Universal Design for Learning
Universal Design for Learning (UDL) provides guidance supporting all students' learning.
What is Universal Design for Learning?
Universal Design for Learning (UDL) is an educational framework for designing curriculum that provides all students equitable opportunities to learn. UDL promotes access as a formal principle rather than an add-on. It is proactive rather than reactive, benefiting not just students with disabilities but improving access for all students. Research consistently shows that UDL positively affects students’ persistence, retention, and satisfaction (Roberts et al., 2011).
UDL’s framework is based on three principles, for creating educational goals, methods, materials, and assessments that work for everyone, while still maintaining high academic standards.
- Affective Networks, the "Why" of learning. Provide multiple means of Engagement for
- motivated learners,
- stimulate interest, and
- motivate learning.
- Recognition Networks, the "What" of learning. Provide multiple means of Representation for
- knowledgeable learners,
- present information and content in different ways.
- Strategic Networks, the "How" of learning. Provide multiple means of Action & Expression, for
- goal-oriented learners,
- differentiate the ways that students can express what they know. (CAST)
What does UDL have to do with Teaching?
- Integrating universal design principles into courses enhances a diverse, inclusive and accessible learning environment.
- Designing and developing a course with all learners in mind helps to eliminate barriers and learning obstacles before they arise. This is a proactive rather than reactive approach and supports an "all are welcome" type of learning environment.
- Providing students with multiple means of perceiving, comprehending, and expressing their learning allows students to engage with the course content in a way that most benefits them. This also encourages students to engage with the content to improve in areas in which their skills are not as strong.
The UDL framework is complex. When starting out not every guideline can be met in every course. With course design, thinking of UDL as an ongoing project helps one to make small adjustments over time, progressively increasing student access to the course and content. For example, take a course concept that students, generally, have a hard time understanding. Design multiple modes of working with this concept instead of just one. Group discussions, drawing, handouts, worksheets and debates are different modes of instruction and provide students with opportunities for multiple means of engagement, representations and action/expression.

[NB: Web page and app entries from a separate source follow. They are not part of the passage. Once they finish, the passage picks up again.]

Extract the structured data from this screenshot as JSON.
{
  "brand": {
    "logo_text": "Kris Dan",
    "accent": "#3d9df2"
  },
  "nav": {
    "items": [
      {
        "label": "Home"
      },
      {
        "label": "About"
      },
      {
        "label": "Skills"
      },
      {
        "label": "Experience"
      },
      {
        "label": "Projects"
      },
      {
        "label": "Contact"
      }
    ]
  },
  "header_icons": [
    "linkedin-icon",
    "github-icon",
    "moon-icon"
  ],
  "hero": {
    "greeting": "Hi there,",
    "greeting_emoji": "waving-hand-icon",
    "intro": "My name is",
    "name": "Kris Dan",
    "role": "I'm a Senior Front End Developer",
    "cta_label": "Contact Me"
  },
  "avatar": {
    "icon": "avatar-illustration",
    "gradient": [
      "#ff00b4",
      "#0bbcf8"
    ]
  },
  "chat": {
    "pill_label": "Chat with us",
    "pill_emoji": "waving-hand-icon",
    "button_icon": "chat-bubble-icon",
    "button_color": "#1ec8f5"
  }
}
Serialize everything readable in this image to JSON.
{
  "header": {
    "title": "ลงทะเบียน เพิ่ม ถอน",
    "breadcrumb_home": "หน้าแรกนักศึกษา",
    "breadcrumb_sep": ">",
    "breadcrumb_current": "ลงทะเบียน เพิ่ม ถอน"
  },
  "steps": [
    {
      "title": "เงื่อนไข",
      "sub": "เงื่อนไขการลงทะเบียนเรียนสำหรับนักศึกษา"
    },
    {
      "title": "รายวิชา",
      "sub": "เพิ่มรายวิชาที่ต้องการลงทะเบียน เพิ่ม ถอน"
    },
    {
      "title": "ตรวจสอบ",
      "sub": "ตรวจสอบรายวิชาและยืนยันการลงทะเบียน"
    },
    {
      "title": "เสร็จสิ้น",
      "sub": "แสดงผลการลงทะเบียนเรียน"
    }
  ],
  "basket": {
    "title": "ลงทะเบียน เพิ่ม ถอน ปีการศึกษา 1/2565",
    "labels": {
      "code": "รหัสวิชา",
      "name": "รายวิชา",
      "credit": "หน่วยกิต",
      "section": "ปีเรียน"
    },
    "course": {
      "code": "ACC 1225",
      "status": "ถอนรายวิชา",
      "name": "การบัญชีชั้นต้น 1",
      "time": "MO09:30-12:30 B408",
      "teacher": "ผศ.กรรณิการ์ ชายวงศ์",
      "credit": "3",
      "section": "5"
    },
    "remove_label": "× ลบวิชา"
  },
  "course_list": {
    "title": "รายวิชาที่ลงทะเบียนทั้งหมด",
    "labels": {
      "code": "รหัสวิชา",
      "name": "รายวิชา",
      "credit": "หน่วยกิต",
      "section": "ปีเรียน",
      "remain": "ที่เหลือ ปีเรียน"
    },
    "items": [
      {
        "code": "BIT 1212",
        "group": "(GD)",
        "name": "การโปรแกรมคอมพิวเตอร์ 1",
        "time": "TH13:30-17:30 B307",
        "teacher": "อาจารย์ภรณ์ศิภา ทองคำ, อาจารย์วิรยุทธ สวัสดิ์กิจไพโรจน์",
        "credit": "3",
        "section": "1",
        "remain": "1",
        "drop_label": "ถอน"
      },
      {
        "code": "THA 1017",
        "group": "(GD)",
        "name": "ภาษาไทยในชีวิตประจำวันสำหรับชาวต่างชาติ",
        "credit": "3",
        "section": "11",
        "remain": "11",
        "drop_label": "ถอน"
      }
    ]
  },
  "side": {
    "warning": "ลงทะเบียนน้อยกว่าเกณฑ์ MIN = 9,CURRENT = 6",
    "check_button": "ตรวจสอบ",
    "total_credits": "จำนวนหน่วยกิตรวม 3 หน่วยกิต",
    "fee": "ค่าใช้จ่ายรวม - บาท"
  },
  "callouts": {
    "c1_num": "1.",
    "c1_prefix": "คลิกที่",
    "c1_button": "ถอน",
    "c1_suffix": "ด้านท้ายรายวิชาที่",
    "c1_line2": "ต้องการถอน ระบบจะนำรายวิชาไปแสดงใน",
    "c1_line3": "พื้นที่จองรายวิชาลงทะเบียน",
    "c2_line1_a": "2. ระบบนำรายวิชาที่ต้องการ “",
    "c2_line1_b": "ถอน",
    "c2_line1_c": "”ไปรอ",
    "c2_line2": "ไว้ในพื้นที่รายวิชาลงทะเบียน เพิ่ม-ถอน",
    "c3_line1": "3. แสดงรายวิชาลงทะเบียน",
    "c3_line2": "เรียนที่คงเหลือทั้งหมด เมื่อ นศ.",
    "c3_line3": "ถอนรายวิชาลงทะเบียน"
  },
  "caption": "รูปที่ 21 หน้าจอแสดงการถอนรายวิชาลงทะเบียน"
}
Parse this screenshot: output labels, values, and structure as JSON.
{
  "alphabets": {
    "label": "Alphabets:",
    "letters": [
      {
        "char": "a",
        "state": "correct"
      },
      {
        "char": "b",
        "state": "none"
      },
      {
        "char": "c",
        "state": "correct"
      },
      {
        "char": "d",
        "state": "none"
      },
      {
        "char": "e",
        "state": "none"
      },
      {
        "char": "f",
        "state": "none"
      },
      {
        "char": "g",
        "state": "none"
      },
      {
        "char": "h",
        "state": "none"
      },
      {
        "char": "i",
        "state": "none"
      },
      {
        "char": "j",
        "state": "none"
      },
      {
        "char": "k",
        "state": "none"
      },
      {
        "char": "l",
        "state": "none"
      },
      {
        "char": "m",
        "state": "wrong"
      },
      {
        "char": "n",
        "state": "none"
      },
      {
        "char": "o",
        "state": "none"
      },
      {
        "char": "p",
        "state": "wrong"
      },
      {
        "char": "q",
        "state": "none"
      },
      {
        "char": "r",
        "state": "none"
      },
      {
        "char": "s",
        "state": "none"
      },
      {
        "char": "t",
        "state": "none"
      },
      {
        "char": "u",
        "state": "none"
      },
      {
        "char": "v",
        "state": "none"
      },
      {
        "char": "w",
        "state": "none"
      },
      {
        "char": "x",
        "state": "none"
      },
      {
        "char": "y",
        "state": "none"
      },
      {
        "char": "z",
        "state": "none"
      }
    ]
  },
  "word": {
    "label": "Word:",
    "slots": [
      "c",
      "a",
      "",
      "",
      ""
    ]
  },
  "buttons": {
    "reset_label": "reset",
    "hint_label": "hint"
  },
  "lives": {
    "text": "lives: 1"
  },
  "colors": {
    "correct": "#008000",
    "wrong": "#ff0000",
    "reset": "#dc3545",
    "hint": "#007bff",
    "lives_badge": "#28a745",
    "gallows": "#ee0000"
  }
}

Thomas Tobin, author of Reach Everyone, Teach Everyone, uses a clear and accessible definition of UDL as “Plus-One” thinking. For every interaction that learners have in the course with materials, each other, instructors, the world, provide one more for that interaction to happen.
Teaching Strategy Ideas using UDL Framework
- Present information in more than one mode
- Blackboard (Bb) Ally provides alternative content for files you post.
- Blackboard Ally
- Make sure your content is accessible (minimum of green gauge 67-100%)
- Provide students with both written and spoken instructions
- Ally can provide alternative content, including text and audio.
- Consider using different methods when teaching. Change up the lecture to 10 minute sessions, add on discussion (groups/breakout rooms), short writing/thinking, and activities including problem-solving.
- Derek Bok Center for Teaching and Learning - Lecturing
- Ensure that students can access the formats you provide
- Ally can provide alternative content
- Check with your students to ensure they know how to download the files
- Using a formative assessment technique, send out a survey multiple times during the course for feedback from students
- Engage students in multiple types of activities
- Connect class activities explicitly to learning goals
- Begin each week/unit with objectives in addition to a list of activities
- Align goals/objectives with activities/assignments and assessments
- Allow students some control over their own assignments
- Use multiple, alternate, forms of assessment
- Provide timely feedback
- Bb survey tool
- Assignment feedback, text and audio
- Qualtrics survey tool - NDSU Qualtrics
- Support community between students
- Bb Discussion forum
- Group work
- Zoom/Collaborate breakout rooms
- Provide opportunities and time for students to reflect on their learning and set goals for themselves
Tobin, T., & Behling, K. (2018). Reach everyone, teach everyone: Universal design for learning in higher education. West Virginia University Press.